The national furore over the planned badger cull is gaining momentum, and there are serious concerns on all sides that peaceful protest and objection might spill over into violent confrontation. While all this is happening, another cull is quietly going ahead: that of 100 wild boar in the Forest of Dean.

The Forest of Dean is a leafy corner of Gloucestershire that relatively few people visit, or know about. An ancient royal hunting forest, recorded since pre-Norman Conquest times, it was an asset of the Crown throughout Mediaeval times. And as with forests elsewhere in Britain, it was once home to native wild boar - Sus scrofa.

In 2006, the boar returned. An unofficial (illegal) reintroduction re-established the species, and numbers have since grown to the low hundreds. Estimates vary from 200 to 650, and the responses from various quarters have been radically different.

The Forestry Commission wants to cull them, as it has done previously, to keep numbers in check. Boar conservation groups like Friends of the Boar (http://friendsoftheboar.blogspot.co.uk/http://friendsoftheboar.blogspot.co.uk/) argue that estimates are too high, and that a cull is unneccesary and counterproductive.

So whilst the nation passionately debates the imminent badger cull, a cull of wild boar looks set to go almost unnoticed. This is what Friends of the Boar said on their blog a few days ago (26/9/12):

"It is with regret that FotB have to announce that the Forestry Commission (FC) has once again ignored our estimation of boar numbers in the Forest of Dean, but have instead chosen to cull 100 animals between September 2012 and January 2013.  They unequivocally reject any debate, carrying out their own unfounded beliefs of what should be done.

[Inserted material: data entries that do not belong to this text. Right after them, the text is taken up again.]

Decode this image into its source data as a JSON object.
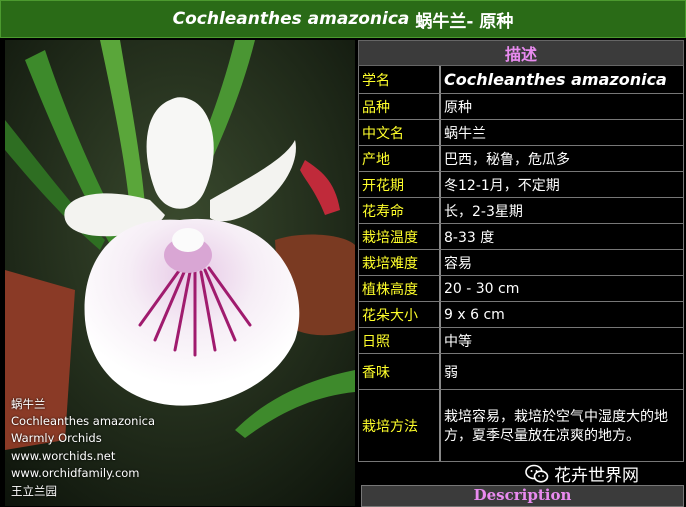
{
  "header": {
    "latin_name": "Cochleanthes amazonica",
    "chinese_title": "蜗牛兰- 原种"
  },
  "table": {
    "heading": "描述",
    "rows": [
      {
        "label": "学名",
        "value": "Cochleanthes amazonica"
      },
      {
        "label": "品种",
        "value": "原种"
      },
      {
        "label": "中文名",
        "value": "蜗牛兰"
      },
      {
        "label": "产地",
        "value": "巴西，秘鲁，危瓜多"
      },
      {
        "label": "开花期",
        "value": "冬12-1月，不定期"
      },
      {
        "label": "花寿命",
        "value": "长，2-3星期"
      },
      {
        "label": "栽培温度",
        "value": "8-33 度"
      },
      {
        "label": "栽培难度",
        "value": "容易"
      },
      {
        "label": "植株高度",
        "value": "20 - 30 cm"
      },
      {
        "label": "花朵大小",
        "value": "9 x 6 cm"
      },
      {
        "label": "日照",
        "value": "中等"
      },
      {
        "label": "香味",
        "value": "弱"
      },
      {
        "label": "栽培方法",
        "value": "栽培容易，栽培於空气中湿度大的地方，夏季尽量放在凉爽的地方。"
      }
    ]
  },
  "photo_caption": {
    "line1": "蜗牛兰",
    "line2": "Cochleanthes amazonica",
    "line3": "Warmly Orchids",
    "line4": "www.worchids.net",
    "line5": "www.orchidfamily.com",
    "line6": "王立兰园"
  },
  "description_heading": "Description",
  "watermark": {
    "text": "花卉世界网",
    "icon": "wechat-icon"
  }
}
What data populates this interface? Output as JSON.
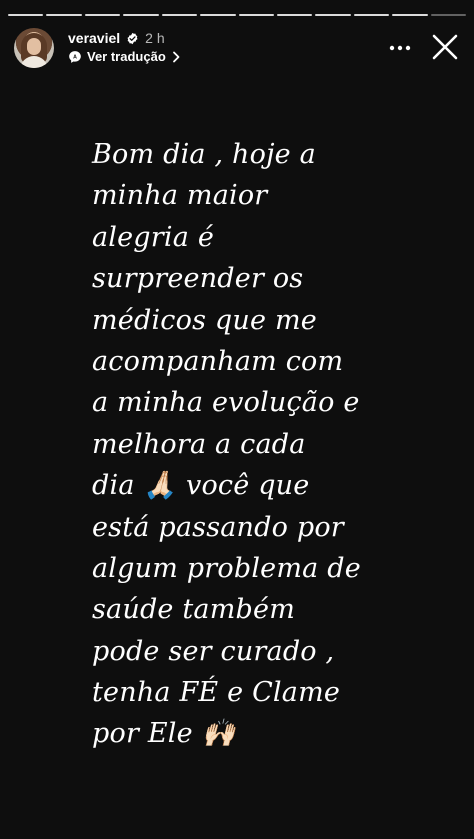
{
  "story": {
    "progress_segments": 12,
    "active_segment": 12,
    "background_color": "#0e0e0e"
  },
  "header": {
    "avatar_icon": "user-avatar",
    "username": "veraviel",
    "verified_icon": "verified-badge-icon",
    "time_ago": "2 h",
    "translate_icon": "translate-icon",
    "translate_label": "Ver tradução",
    "more_icon": "more-dots-icon",
    "close_icon": "close-icon"
  },
  "caption": {
    "lines": [
      "Bom dia , hoje a",
      "minha maior",
      "alegria é",
      "surpreender os",
      "médicos que me",
      "acompanham com",
      "a minha evolução e",
      "melhora a cada",
      "dia 🙏🏻 você que",
      "está passando por",
      "algum problema de",
      "saúde também",
      "pode ser curado ,",
      "tenha FÉ e Clame",
      "por Ele 🙌🏻"
    ]
  }
}
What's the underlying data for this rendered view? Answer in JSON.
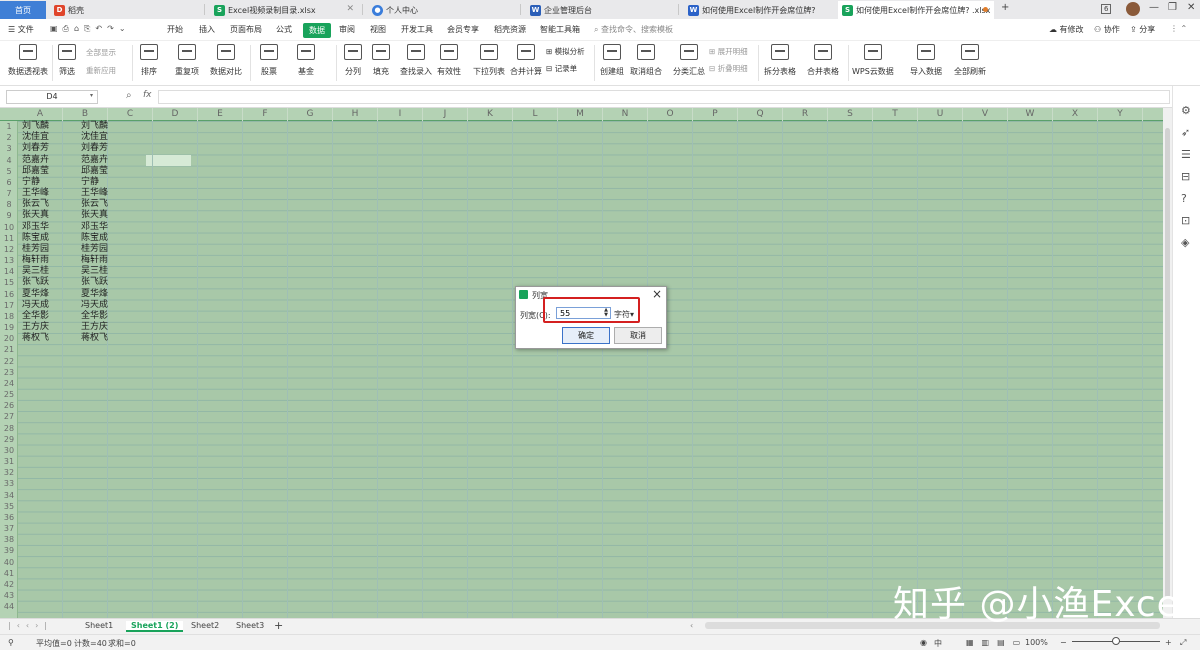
{
  "tabs": [
    {
      "label": "首页"
    },
    {
      "label": "稻壳",
      "icon": "daoke-icon"
    },
    {
      "label": "Excel视频录制目录.xlsx",
      "icon": "sheet-icon"
    },
    {
      "label": "个人中心",
      "icon": "user-icon"
    },
    {
      "label": "企业管理后台",
      "icon": "building-icon"
    },
    {
      "label": "如何使用Excel制作开会席位牌?",
      "icon": "doc-icon"
    },
    {
      "label": "如何使用Excel制作开会席位牌? .xlsx",
      "icon": "sheet-icon"
    }
  ],
  "win": {
    "count_badge": "6"
  },
  "menu": {
    "file": "文件",
    "items": [
      "开始",
      "插入",
      "页面布局",
      "公式",
      "数据",
      "审阅",
      "视图",
      "开发工具",
      "会员专享",
      "稻壳资源",
      "智能工具箱"
    ],
    "active": "数据",
    "search": "查找命令、搜索模板",
    "modify": "有修改",
    "collab": "协作",
    "share": "分享"
  },
  "ribbon": {
    "pivot": "数据透视表",
    "filter": "筛选",
    "show_all": "全部显示",
    "reapply": "重新应用",
    "sort": "排序",
    "dup": "重复项",
    "compare": "数据对比",
    "stock": "股票",
    "fund": "基金",
    "split": "分列",
    "fill": "填充",
    "lookup": "查找录入",
    "validity": "有效性",
    "dropdown": "下拉列表",
    "consolidate": "合并计算",
    "simulate": "模拟分析",
    "record": "记录单",
    "group": "创建组",
    "ungroup": "取消组合",
    "subtotal": "分类汇总",
    "expand": "展开明细",
    "collapse": "折叠明细",
    "split_table": "拆分表格",
    "merge_table": "合并表格",
    "wps_cloud": "WPS云数据",
    "import": "导入数据",
    "refresh": "全部刷新"
  },
  "formula_bar": {
    "name_box": "D4",
    "fx": "fx",
    "value": ""
  },
  "columns": [
    "A",
    "B",
    "C",
    "D",
    "E",
    "F",
    "G",
    "H",
    "I",
    "J",
    "K",
    "L",
    "M",
    "N",
    "O",
    "P",
    "Q",
    "R",
    "S",
    "T",
    "U",
    "V",
    "W",
    "X",
    "Y"
  ],
  "rows": [
    "1",
    "2",
    "3",
    "4",
    "5",
    "6",
    "7",
    "8",
    "9",
    "10",
    "11",
    "12",
    "13",
    "14",
    "15",
    "16",
    "17",
    "18",
    "19",
    "20",
    "21",
    "22",
    "23",
    "24",
    "25",
    "26",
    "27",
    "28",
    "29",
    "30",
    "31",
    "32",
    "33",
    "34",
    "35",
    "36",
    "37",
    "38",
    "39",
    "40",
    "41",
    "42",
    "43",
    "44"
  ],
  "names": [
    "刘飞麟",
    "沈佳宜",
    "刘春芳",
    "范嘉卉",
    "邱嘉莹",
    "宁静",
    "王华峰",
    "张云飞",
    "张天真",
    "邓玉华",
    "陈宝成",
    "桂芳园",
    "梅轩雨",
    "吴三桂",
    "张飞跃",
    "夏华烽",
    "冯天成",
    "全华影",
    "王方庆",
    "蒋权飞"
  ],
  "sheet_tabs": [
    "Sheet1",
    "Sheet1 (2)",
    "Sheet2",
    "Sheet3"
  ],
  "active_sheet": "Sheet1 (2)",
  "status": {
    "avg": "平均值=0",
    "count": "计数=40",
    "sum": "求和=0",
    "lang": "中",
    "zoom": "100%"
  },
  "dialog": {
    "title": "列宽",
    "label": "列宽(C):",
    "value": "55",
    "unit": "字符",
    "ok": "确定",
    "cancel": "取消"
  },
  "watermark": "知乎 @小渔Excel",
  "colors": {
    "accent": "#19a35b",
    "sheet_bg": "#a8c8a8",
    "highlight": "#d42020",
    "home_tab": "#3f7fd6"
  }
}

"We say 200 boar are present, they claim 600-650.  A cull of 100 in such a rapid way may be again disastrous with respect to the future existence of boar, their health, compensatory rebound effect and amenity grass damage.  We will no doubt return to the conditions of 2009 when we witnessed a huge spurt in piglet numbers, increasing numbers of tame boar and widespread overturning of road verges and picnic sites."